Leaves are on the ground, blood is on the silver screen. It’s time for Gobbledyween. Paul and Arlo’s beloved horror movie festival returns for the first time since 2015, and their opening selection debuted that same year: Robert Eggers’ new cult classic The Witch. Emerging from the wood to terrorize the boys is SyfyWire.com contributing editor Matthew Jackson. The gang discusses the rural dread Eggers exploits, if the film can be read as an empowerment tale, if anything on the screen actually happens, and more. Plus, Paul grooves to synthwave, Jon Favreau gears up for The Mandalorian, Arlo worships Nicolas Cage in Panos Cosmatos’ Mandy, and Spider-Ham makes his screen debut in the new Spider-Man: Into the Spider-Verse trailer.

Next: Gobbledyween continues as filmmaker Jess Byard joins us to take a bite out of Kathryn Bigelow’s Near Dark.

(Show notes for “Gobbledyween: The Witch.”)

Listen to ‘Gobbledygeek’ Episode 296, “Swing Away (feat. Kenn Edwards)”

signs

Gobbledygeek episode 296, “Swing Away (feat. Kenn Edwards),” is available for listening or download right here and on iTunes here.

Armed only with a glass of water and his trusty baseball bat, Kenn Edwards of So Let’s Get to the Point invades the podcast this week to help Paul and Arlo kick off Gobbledyween 2016. This year’s month-long horror-fest gets off to a miraculous start with a discussion of M. Night Shyamalan’s sci-fi thriller Signs. After the runaway success of The Sixth Sense and the lukewarm contemporary response to Unbreakable, Signs is often considered the last film Shyamalan made before a precipitous decline; that is, when it’s considered at all. The gang gets to the core of what makes Signs a worthwhile film, including a question you may hear repeated about the other movies on this year’s slate: Is it a horror film at all? The boys also delve into Shyamalan’s exploration of faith, how the film functions as a response to 9/11, whether or not it’s okay to still enjoy a Mel Gibson performance, and more. Plus, Paul violently shames Arlo for not watching Luke Cage, and the mythical episode 300 is teased.

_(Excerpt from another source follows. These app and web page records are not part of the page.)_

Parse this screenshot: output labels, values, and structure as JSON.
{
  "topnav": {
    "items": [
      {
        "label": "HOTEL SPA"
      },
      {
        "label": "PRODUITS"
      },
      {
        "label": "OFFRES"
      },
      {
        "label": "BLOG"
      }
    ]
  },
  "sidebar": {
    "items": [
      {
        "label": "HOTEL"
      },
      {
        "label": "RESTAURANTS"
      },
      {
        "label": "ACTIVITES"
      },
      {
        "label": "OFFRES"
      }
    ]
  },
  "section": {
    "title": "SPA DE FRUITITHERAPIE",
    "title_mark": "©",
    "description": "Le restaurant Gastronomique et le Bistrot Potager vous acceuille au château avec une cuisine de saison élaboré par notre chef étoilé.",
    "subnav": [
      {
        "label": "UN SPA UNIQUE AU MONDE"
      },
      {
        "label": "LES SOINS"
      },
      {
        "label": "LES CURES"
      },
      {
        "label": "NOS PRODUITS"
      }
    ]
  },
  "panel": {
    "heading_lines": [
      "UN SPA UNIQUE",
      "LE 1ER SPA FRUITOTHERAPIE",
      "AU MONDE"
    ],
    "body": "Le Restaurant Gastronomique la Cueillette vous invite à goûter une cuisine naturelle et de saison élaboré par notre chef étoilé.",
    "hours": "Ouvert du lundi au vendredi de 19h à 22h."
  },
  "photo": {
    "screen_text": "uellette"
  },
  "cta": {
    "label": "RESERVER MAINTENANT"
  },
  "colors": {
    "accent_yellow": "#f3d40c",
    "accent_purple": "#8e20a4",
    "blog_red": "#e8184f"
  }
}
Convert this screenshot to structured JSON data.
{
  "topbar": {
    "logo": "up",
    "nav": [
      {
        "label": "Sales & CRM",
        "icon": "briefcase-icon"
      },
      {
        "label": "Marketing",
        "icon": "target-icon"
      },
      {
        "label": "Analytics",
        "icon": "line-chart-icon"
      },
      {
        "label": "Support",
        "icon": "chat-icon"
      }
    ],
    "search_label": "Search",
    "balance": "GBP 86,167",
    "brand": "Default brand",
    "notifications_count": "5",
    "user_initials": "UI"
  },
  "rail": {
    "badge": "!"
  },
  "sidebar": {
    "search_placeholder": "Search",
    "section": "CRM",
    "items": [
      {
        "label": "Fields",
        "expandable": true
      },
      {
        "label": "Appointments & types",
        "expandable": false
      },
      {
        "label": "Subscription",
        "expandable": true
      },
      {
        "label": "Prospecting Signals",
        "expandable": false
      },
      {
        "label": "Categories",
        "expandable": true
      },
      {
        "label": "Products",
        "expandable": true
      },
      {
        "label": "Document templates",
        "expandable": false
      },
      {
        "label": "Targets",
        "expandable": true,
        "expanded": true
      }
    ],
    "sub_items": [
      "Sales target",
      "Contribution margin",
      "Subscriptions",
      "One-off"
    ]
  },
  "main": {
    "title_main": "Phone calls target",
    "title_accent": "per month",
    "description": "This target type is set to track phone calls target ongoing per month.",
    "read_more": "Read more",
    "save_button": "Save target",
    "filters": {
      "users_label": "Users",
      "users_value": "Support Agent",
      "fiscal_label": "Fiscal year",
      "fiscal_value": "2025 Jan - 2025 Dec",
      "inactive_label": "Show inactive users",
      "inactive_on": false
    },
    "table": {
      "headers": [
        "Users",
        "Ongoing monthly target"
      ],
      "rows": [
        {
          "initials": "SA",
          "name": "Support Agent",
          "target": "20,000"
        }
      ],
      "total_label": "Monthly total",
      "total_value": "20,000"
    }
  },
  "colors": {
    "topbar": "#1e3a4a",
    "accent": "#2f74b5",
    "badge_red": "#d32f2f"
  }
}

Next: Gobbledyween 2016 grows fangs for Kathryn Bigelow’s 1987 vampiric neo-Western Near Dark.

(Show notes for “Swing Away.”)